Avoidable costs of more than $200 million are incurred each year in the US healthcare system as a result of medicines not being used responsibly by patients and healthcare professionals, according to new research from IMS.
This figure represents 8% of total US annual healthcare expenditures and amounts to millions of avoidable hospital admissions, outpatient treatments, drug prescriptions and emergency-room visits for patients, says the study, which is published by the IMS Institute for Healthcare Informatics.
The report examines the following six areas which contribute to unnecessary costs to the US healthcare system: medication non-adherence, delayed evidence-based treatment practice, misuse of antibiotics, medication errors, suboptimal use of generics and mismanaged polypharmacy in older adults.
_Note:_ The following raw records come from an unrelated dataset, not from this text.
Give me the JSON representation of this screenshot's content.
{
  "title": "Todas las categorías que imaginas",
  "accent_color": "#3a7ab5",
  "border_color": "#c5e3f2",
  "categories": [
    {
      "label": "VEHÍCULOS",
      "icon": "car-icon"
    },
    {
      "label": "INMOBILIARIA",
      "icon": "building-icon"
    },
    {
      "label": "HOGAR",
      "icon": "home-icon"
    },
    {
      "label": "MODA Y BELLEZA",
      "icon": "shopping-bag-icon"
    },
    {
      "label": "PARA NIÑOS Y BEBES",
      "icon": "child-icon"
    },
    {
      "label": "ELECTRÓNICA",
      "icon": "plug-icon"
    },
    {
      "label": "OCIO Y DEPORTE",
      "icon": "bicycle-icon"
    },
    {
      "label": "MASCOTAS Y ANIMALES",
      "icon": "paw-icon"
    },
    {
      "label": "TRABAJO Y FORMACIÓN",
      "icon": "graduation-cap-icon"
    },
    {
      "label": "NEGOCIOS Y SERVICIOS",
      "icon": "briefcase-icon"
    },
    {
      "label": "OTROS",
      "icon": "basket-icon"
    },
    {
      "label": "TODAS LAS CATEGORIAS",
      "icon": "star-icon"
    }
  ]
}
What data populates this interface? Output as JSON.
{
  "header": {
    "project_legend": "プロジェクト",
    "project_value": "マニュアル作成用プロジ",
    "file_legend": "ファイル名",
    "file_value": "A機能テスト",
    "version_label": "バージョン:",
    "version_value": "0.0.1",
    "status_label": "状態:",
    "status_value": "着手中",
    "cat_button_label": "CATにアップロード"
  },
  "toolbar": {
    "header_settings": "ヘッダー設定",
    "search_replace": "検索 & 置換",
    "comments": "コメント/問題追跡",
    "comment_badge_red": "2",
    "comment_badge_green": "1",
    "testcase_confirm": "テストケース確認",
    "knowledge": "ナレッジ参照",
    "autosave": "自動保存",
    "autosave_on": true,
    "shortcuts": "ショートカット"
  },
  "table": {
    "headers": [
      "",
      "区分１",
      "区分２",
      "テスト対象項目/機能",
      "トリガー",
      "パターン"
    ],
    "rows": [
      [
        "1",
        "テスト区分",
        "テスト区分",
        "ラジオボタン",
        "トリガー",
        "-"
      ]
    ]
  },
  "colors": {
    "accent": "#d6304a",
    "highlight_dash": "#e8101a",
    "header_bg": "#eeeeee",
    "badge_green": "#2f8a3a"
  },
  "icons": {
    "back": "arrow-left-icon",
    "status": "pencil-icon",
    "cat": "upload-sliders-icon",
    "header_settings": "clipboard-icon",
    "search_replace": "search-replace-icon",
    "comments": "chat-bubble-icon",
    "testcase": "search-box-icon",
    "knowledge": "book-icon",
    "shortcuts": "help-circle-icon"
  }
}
Together, these areas lead to unnecessary utilisation of healthcare resources involving an estimated 10 million hospital admissions, 78 million outpatient treatments, 246 million prescriptions and four million emergency-room visits annually, according to the study.
Avoidable costs arising from the non-optimal use of medicines could pay for the healthcare of more than 24 million US citizens who currently have no health insurance, commented Murray Aitken, executive director at the IMS Institute.
"Reaching a meaningful level of consensus and alignment among stakeholders, based on measured and proven success models, is a key step to unlocking the $200 billion opportunity identified in our study," he said.
The report updates existing published research and finds that progress is being made to address some of the challenges that drive wasteful spending in many parts of the US healthcare system. For example, medication adherence among large populations of patients with hypertension, hyperlipidemia and diabetes has improved 3%-4% since 2009.
In addition, the proportion of patients who are diagnosed with a cold or flu and who inappropriately receive antibiotic prescriptions has fallen from 20% to 6% since 2007. Also, patients are now receiving lower-cost generic alternatives to branded medications, when these are available, 95% of the time.
Medication non-adherence drives the largest avoidable cost in the system, the study finds; patients not adhering to their doctors' medication guidance experience complications leading to an estimated $105 billion in annual avoidable healthcare costs. The underlying reasons for non-adherence are varied and longstanding, but the growing use of analytics, plus collaboration among providers, pharmacists and patients, appear to be advancing both the understanding and effectiveness of intervention programmes, it says.
The study also estimates that delays in applying evidence-based treatment lead to annual avoidable costs totalling $40 billion. The researcher analysed four disease areas in which patients either are not diagnosed early or treatment is not initiated promptly, and found that the largest avoidable impact is in diabetes, where such delays increased outpatient visits and hospitalisations. A reduction in this source of avoidable costs is possible if insurance courage is expanded, and if at-risk patients are able to receive appropriate screening and diagnostic testing, it says.
The researchers also find some signs of improvement in the responsible use of antibiotics. Misuse of these drugs contributes to antimicrobial resistance and to an estimated $34 billion each year in avoidable inpatient care costs, while an additional $1 billion is misspent on about 31 million inappropriate antibiotic prescriptions dispensed each year in the US, typically for viral infections, they note. However, they find encouraging signs that efforts to drive responsible use of antibiotics are paying off, particularly in the declining number of prescriptions for the common cold and flu - these viral infections do not respond to antibiotics.
They also report that many efforts are underway in the US to address the underlying causes of avoidable spending and to improve medication use. A large number of initiatives are advancing across the healthcare landscape, including novel interventions, critical assessments of established solutions and pioneering models of stakeholder cooperation, they say. Moreover, many of these initiatives involve a greater role for pharmacists, an integrated approach to addressing patient issues, alignment of financial incentives and greater use of healthcare informatics to guide decision-making and monitor progress, says IMS.